● ACTIVITY: Search the entries for the word "this". Copy each line in which it is found.

EXTRACTED DATA section start

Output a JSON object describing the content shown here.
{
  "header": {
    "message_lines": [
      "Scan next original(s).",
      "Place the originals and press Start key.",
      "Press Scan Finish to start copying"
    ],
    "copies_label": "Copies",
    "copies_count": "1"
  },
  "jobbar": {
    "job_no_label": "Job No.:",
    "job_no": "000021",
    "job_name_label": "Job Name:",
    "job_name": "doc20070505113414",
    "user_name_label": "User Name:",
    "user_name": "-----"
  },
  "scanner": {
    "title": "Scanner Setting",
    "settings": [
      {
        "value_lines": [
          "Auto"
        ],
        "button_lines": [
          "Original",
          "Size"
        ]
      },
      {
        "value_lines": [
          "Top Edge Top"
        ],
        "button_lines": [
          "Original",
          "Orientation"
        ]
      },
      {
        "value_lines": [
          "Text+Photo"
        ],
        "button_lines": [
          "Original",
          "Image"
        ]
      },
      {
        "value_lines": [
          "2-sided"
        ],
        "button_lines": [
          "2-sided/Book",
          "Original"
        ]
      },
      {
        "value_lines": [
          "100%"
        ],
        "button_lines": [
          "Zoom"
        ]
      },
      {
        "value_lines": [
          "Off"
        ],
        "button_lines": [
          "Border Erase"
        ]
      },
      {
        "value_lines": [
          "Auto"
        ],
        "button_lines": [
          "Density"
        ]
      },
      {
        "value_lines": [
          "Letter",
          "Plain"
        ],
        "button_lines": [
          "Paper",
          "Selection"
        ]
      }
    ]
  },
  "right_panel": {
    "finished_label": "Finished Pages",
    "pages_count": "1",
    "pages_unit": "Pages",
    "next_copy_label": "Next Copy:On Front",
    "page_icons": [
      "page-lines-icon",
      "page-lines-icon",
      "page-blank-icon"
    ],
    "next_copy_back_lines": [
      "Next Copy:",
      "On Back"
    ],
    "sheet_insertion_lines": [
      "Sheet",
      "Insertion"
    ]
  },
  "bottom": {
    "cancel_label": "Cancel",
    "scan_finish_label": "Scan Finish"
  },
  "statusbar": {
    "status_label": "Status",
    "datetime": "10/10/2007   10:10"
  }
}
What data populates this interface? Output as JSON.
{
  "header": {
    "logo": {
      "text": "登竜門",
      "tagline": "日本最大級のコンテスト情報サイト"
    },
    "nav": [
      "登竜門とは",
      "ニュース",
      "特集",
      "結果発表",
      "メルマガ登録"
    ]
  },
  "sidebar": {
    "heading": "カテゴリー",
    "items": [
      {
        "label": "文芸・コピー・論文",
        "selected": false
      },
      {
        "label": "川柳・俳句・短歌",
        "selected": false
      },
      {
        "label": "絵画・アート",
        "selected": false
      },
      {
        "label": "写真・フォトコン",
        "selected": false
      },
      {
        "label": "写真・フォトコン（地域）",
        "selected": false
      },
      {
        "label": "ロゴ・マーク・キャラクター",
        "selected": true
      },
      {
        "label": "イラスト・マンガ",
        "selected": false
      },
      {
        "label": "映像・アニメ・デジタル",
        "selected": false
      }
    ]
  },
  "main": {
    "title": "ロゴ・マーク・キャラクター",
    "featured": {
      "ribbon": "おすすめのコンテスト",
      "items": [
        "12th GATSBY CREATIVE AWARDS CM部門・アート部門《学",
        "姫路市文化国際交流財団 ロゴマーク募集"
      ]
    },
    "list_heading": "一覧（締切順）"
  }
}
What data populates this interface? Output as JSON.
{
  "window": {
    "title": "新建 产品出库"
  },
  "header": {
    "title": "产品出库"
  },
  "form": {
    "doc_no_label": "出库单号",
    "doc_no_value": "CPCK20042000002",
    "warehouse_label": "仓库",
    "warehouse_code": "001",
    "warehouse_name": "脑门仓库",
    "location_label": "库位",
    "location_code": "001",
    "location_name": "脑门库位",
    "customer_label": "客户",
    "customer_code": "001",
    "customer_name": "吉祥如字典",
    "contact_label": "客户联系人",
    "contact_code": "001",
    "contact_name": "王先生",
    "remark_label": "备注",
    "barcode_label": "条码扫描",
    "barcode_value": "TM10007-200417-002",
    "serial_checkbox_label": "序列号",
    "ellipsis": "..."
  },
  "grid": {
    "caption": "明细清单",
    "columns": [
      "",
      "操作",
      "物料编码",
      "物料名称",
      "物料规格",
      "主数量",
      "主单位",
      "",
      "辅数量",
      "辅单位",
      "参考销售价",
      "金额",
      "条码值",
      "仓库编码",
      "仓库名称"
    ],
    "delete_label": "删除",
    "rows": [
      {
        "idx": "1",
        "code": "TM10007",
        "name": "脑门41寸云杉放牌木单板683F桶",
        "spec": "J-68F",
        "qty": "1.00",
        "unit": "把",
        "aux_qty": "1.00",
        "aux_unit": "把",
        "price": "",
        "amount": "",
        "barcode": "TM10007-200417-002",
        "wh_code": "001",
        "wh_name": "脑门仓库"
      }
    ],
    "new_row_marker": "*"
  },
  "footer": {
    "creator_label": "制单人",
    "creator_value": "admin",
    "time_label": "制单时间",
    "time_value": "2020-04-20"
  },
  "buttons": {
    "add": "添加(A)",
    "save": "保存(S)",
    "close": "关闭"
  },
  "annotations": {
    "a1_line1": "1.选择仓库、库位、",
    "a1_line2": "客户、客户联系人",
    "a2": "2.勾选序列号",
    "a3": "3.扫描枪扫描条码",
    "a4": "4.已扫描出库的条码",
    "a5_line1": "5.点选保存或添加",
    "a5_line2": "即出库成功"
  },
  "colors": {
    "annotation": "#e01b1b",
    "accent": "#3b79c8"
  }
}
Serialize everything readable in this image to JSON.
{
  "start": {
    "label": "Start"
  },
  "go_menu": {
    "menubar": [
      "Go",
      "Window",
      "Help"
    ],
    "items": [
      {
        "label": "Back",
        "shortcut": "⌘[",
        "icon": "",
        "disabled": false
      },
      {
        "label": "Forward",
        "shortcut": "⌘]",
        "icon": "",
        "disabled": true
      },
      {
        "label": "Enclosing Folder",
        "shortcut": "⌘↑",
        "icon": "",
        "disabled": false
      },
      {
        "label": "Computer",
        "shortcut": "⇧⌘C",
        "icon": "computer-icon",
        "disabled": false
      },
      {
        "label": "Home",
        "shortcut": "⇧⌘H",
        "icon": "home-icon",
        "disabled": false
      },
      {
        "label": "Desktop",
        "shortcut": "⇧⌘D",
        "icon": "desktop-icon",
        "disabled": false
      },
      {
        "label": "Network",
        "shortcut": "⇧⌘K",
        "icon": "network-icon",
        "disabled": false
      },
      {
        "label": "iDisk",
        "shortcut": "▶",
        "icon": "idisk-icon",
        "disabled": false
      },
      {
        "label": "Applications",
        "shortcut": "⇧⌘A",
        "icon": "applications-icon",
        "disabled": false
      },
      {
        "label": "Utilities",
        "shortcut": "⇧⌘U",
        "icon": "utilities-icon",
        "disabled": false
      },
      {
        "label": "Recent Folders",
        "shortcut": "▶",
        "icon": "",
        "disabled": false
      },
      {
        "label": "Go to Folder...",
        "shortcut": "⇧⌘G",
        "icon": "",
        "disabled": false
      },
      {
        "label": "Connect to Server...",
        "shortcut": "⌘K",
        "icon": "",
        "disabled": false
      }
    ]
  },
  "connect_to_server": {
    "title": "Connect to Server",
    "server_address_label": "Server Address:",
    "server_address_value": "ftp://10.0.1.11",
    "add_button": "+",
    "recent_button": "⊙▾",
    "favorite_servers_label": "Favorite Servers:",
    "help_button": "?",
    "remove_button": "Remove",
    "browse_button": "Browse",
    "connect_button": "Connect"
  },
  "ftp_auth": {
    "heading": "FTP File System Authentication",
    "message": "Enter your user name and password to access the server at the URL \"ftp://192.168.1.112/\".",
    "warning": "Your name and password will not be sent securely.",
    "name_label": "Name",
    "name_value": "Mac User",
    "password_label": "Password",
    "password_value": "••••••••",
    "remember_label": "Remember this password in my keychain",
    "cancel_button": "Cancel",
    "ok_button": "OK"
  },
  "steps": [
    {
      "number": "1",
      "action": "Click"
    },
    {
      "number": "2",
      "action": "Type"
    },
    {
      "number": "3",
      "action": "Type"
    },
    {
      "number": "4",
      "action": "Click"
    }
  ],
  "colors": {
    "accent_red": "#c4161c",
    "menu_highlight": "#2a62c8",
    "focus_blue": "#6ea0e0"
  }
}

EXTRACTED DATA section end

● PROBLEM SOLUTION:
What data populates this interface? Output as JSON.
What data populates this interface? Output as JSON.
Serialize everything readable in this image to JSON.
    "remember_label": "Remember this password in my keychain",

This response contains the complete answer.